Literary Guide for Kate Banks’ “Max’s Words”
by Kate Banks
Learning words can be incredibly exciting for young children, especially those who are just beginning to read and are developing the skills to decode words on their own. Kate Banks’ book Max’s Words captures this time in life beautifully, and uses a boy’s enthusiasm for vocabulary to weave together a tale of collecting, autonomy, and developing self-confidence, and is the featured title this week in our Summer Reading Resource literary guide series. Young and old readers alike can enjoy the book, but it speaks in particular to early elementary-aged students, as they likely share similar experiences with the protagonist…
Max’s Words tells the story of a young boy whose older brothers pride themselves on their collections but refuse to share them. Max, being the youngest, has yet to develop a collection-worthy interest of his own and feels left out. After some deliberation, he begins a collection of words – big ones, small ones, interesting ones, and plain ones. He cuts them from newspapers and magazines, and spends lots of time organizing them in different piles and patterns. Despite his brothers’ skepticism for his collection, Max keeps it up, and eventually realizes that his collections allows him endless storytelling power, for the words can be arranged however he wants in order to tell a new story. The tale ends on a happy note, after Max discovers a fantastic way to win his brothers’ respect once and for all. By the end of the story, he is a confident collector whose words are endless.

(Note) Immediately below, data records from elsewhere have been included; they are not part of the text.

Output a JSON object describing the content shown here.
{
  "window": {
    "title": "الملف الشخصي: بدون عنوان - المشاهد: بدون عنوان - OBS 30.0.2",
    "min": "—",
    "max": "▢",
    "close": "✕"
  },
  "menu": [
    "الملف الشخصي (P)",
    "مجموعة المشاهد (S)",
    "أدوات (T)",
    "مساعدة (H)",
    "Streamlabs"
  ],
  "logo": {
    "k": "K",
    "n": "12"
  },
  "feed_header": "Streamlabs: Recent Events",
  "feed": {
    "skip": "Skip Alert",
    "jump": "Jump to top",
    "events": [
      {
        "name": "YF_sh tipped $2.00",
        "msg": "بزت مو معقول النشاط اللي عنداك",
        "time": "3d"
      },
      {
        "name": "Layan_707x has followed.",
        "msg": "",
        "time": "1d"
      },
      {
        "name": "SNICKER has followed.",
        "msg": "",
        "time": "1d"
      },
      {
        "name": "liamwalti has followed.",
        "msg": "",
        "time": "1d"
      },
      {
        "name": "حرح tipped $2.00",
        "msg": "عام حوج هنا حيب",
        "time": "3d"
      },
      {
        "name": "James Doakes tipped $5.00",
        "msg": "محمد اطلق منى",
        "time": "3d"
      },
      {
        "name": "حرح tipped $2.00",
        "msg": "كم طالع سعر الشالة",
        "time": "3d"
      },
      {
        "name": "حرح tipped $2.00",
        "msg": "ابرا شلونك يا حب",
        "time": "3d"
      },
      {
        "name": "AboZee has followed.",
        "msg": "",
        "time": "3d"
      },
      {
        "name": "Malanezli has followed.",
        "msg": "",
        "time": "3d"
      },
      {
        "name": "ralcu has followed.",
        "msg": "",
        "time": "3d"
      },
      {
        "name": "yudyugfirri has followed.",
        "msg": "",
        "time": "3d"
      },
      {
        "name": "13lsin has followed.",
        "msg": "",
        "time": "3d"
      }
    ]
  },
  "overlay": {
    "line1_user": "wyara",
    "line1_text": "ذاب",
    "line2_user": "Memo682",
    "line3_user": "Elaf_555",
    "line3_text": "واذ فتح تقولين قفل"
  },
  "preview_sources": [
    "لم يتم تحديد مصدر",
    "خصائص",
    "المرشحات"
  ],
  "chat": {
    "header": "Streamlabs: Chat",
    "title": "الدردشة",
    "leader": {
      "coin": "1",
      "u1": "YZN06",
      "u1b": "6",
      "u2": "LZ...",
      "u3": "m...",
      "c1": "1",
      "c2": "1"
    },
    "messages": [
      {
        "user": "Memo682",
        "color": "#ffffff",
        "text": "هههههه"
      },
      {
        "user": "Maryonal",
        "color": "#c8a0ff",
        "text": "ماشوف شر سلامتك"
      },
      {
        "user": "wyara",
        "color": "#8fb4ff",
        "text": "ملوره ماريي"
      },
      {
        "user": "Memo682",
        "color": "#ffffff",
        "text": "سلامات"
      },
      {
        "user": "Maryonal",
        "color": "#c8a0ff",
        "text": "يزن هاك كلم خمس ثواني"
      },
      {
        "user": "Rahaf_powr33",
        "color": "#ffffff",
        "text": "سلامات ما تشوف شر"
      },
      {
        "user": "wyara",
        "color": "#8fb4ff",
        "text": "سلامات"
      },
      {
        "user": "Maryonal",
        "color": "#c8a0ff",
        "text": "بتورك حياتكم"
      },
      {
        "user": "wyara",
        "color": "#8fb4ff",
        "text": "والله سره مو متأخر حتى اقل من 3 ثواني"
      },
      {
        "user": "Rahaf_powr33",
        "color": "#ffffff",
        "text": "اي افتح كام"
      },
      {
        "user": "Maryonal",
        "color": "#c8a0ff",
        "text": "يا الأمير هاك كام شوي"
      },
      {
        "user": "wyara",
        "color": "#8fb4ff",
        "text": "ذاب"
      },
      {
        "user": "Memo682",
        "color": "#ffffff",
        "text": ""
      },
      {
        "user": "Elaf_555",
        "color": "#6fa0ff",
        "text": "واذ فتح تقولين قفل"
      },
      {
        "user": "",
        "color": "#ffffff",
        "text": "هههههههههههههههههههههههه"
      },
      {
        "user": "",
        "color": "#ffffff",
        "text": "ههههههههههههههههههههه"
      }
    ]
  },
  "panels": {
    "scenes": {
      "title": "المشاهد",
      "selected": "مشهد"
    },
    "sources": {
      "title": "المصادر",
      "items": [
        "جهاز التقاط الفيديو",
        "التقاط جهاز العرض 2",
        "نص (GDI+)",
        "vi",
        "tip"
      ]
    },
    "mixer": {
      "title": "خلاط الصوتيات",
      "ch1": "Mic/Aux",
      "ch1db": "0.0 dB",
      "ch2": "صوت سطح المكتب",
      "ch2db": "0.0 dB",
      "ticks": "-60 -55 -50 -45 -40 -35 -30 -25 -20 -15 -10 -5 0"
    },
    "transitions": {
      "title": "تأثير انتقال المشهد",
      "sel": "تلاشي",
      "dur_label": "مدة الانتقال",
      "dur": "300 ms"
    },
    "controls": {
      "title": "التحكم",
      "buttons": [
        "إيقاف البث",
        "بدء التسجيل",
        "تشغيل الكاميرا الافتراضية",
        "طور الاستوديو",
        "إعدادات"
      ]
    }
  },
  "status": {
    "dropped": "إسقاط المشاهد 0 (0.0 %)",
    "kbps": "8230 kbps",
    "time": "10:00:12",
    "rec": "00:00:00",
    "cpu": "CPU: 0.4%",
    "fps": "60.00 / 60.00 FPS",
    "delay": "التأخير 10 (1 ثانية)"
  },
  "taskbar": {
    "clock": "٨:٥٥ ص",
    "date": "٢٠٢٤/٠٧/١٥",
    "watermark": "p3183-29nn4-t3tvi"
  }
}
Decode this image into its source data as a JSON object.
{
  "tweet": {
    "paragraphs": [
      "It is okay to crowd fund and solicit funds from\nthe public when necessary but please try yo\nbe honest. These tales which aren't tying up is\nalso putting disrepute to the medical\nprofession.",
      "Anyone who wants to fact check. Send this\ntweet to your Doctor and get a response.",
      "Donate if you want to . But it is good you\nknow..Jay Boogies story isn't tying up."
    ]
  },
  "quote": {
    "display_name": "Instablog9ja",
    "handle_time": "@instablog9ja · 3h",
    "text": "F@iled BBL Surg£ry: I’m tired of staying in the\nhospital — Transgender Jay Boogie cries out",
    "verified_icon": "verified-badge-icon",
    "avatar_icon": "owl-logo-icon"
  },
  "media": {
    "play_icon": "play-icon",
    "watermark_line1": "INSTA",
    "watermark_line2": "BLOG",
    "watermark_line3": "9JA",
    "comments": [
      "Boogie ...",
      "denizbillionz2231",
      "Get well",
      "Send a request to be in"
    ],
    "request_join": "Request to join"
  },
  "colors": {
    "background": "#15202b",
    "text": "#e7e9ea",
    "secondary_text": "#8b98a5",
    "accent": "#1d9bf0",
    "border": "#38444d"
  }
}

The book’s illustrations, paired with the creative tale, bring the true spirit of Max’s collecting to life. Created by Boris Kulikov, the images bring Max’s collection to life, adding a synesthesia-like element to some of his words. Each brightly colored page draws the reader in more and more as Max’s discoveries are chronicled through cartoon-like depictions of his adventures in word-hunting.
While the story will draw the interest of younger readers in particular, the story can appeal to readers of all ages, as anyone who enjoys reading can understand the allure of powerful words. Reading the book may even spark the beginning of a family word collection, where new and interesting words (maybe even made up ones that are part of a familial lexicon) can be housed. Such a book can serve as an archive for vocabulary, but will also illustrate children’s growth over time. If kept for even as little as a year, the changes in a student’s understanding of words and the ways in which they use language will be quite evident. Try making your own journal-style archive out of recycled materials, and let your vocabularies grow!
The literature guide provided for Max’s Words is written for six- and seven-year-old first graders, but the activities – which focus mainly on defining words and creating connections to text – could easily be used with students of any elementary age. There are mini-lesson outlines for activities that can be done to encourage young students to make text-to-text and text-to-self connections during and after reading, an exercise that helps students to make what they have read meaningful and to extract themes from a text. Another lesson asks students to illustrate words and generate words that relate to it, an exercise in both creativity and description. Discussion questions included in the guide include suggestions for conversations about the meaning of collections, the development of self confidence, hobbies and personal interests, and other big ideas introduced within the text.
ABOUT THE SERIES
Hilltown Families weekly Summer Reading Resource series shares downloadable guides of children’s literature from graduate students in the Integrated Learning teacher preparation program at Antioch University New England. Each literary guide pairs a featured book with suggestions for ways to help children expand their thinking, create connections to the text, and allow their literacy skills to grow. These guides contain outlines with discussion questions, art projects, outdoor adventures, and many other activities that are designed for use in classrooms but can very easily be adapted for use at home for supplemental education. Featured titles cover a wide variety of themes, lengths, and levels of difficulty – meaning there’s something for every family, and for every reader! Some are classics, some are lesser-known gems – but all of the books present potential for helping families build upon the stories that they read together. — Interested in featuring this series at your local library or school? Email Sienna at firstname.lastname@example.org.